What good is your film if it's already been made before? Why the urge to photocopy scripts and storyboards instead of actually writing them? The finished product is an unauthorised remake, a rip-off that claims it's original: a line any member of a DVD library finds hilarious.
We're all told to follow our idols. But when you set out to tread in the footsteps of Quentin Tarantino, you aren't meant to do it as literally. Do what he does, but not by making his films. When Quentin was blown away by Zhang Yimou's Hero, he gushed and raved and brought the film to America, where he delighted scores of film lovers across the country, keeping his gigantic ego in place simply by the 'Quentin Tarantino presents' tag.
Cinema belongs to no one, Mr Gupta, and when we watch a film that excites us, we want to share. There is a school of thought which actually says that you are being altruistic, by remaking films most Indians have never seen, and 'bringing them good cinema.' I disagree vehemently. When Tarantino is thrilled by something like Iron Monkey, he doesn't make a version of it himself, he just makes sure enough people in the US know about it when he re-releases it.
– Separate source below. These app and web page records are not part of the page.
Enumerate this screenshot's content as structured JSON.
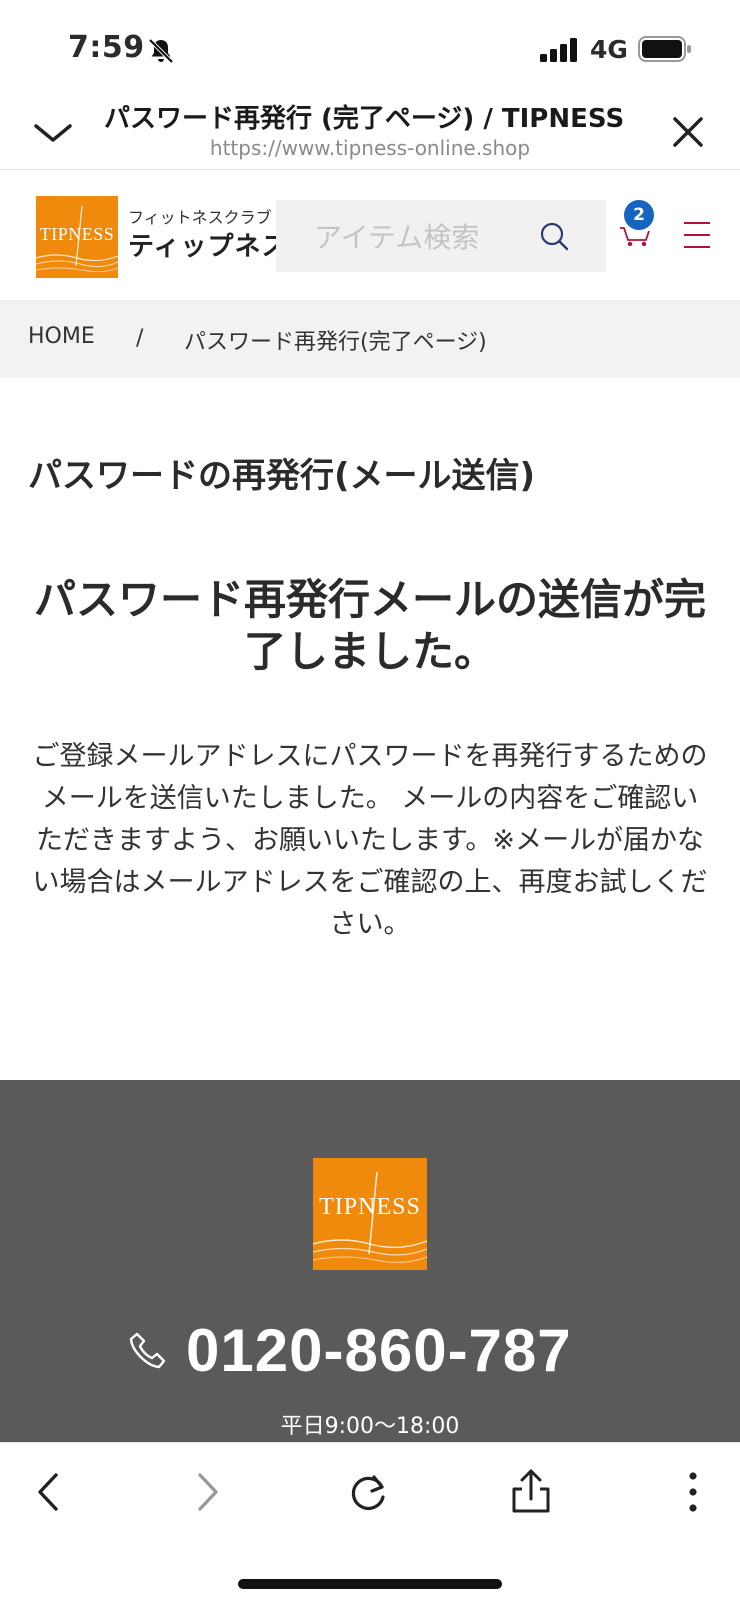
{
  "status_bar": {
    "time": "7:59",
    "network": "4G"
  },
  "browser": {
    "title": "パスワード再発行 (完了ページ) / TIPNESS",
    "url": "https://www.tipness-online.shop"
  },
  "header": {
    "logo_text": "TIPNESS",
    "logo_sub": "フィットネスクラブ",
    "logo_main": "ティップネス",
    "search_placeholder": "アイテム検索",
    "cart_count": "2"
  },
  "breadcrumb": {
    "home": "HOME",
    "separator": "/",
    "current": "パスワード再発行(完了ページ)"
  },
  "main": {
    "section_title": "パスワードの再発行(メール送信)",
    "heading": "パスワード再発行メールの送信が完了しました。",
    "message": "ご登録メールアドレスにパスワードを再発行するためのメールを送信いたしました。 メールの内容をご確認いただきますよう、お願いいたします。※メールが届かない場合はメールアドレスをご確認の上、再度お試しください。"
  },
  "footer": {
    "logo_text": "TIPNESS",
    "phone": "0120-860-787",
    "hours": "平日9:00〜18:00"
  },
  "icons": {
    "bell": "bell-slash-icon",
    "cart": "cart-icon",
    "menu": "hamburger-menu-icon",
    "search": "search-icon",
    "phone": "phone-icon"
  },
  "colors": {
    "brand_orange": "#f08a0c",
    "badge_blue": "#1565c0",
    "menu_red": "#b0123a",
    "footer_gray": "#5a5a5a"
  }
}
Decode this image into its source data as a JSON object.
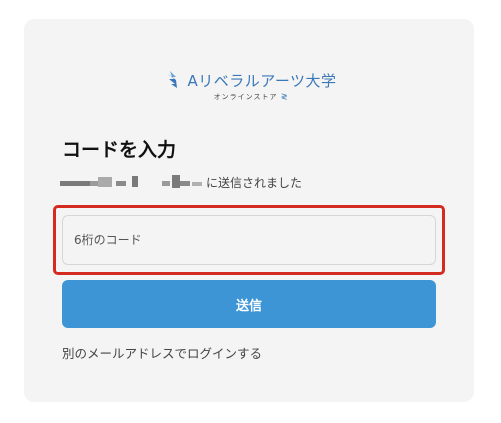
{
  "logo": {
    "name": "Aリベラルアーツ大学",
    "subtitle": "オンラインストア",
    "mark_icon": "brand-wing-icon",
    "color": "#3a78b8"
  },
  "title": "コードを入力",
  "sent_message": "に送信されました",
  "code_field": {
    "placeholder": "6桁のコード",
    "value": ""
  },
  "send_button_label": "送信",
  "alt_login_link": "別のメールアドレスでログインする",
  "colors": {
    "accent": "#3d95d6",
    "highlight": "#d42a20",
    "card_background": "#f4f4f4"
  }
}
It would be incredible if you pioneered such efforts here in India, ensuring people get to see quirky, incredible, violent, earth-shattering films in theatres, instead of just the standard Hollywood popcorn fare. Get Sanju to redub them in his groovy voice, have rocking press-conferences, talk about why the movie is so special. Fans will freak out. I'll wear a 'Sanjay Gupta Rocks' t-shirt, I swear.
On the other hand, when you watch Mr Park's brilliant film, the one awarded the Grand Jury Prize at the 2004 Cannes Film Festival, you decide to copy-paste it into a remake as fast as possible (Wow! You've actually beaten Hollywood to it) and slap on a 'Written And Directed By Sanjay Gupta' tag on it. You're spending crores on giving us a cheap, inevitably watered-down knock-off.
We are both fans of Tarantino, and he is nothing if not entirely unique. Kill Bill is a masterpiece, a pastiche of a million films he's loved, but the final product is as novel as it can get, as opposed to being a lift.
Cinema is all about originality, but if individual expression isn't important to you and you are content remaking films you've loved, please speak to the men whose films you adore and get your film certified as a registered remake. You owe them that much, and, more often than not, they'll appreciate your efforts.
As I said, I refuse to watch Zinda. Not just because I've watched and worshipped Oldboy, but I find this style of flagrant plagiarism so reprehensible that I, personally, refuse to endorse it, to give you any of my money by buying a ticket.
You know what the scary thing is, Mr Gupta? I'm not alone.
Do you agree with Raja Sen? Send us your responses to this column.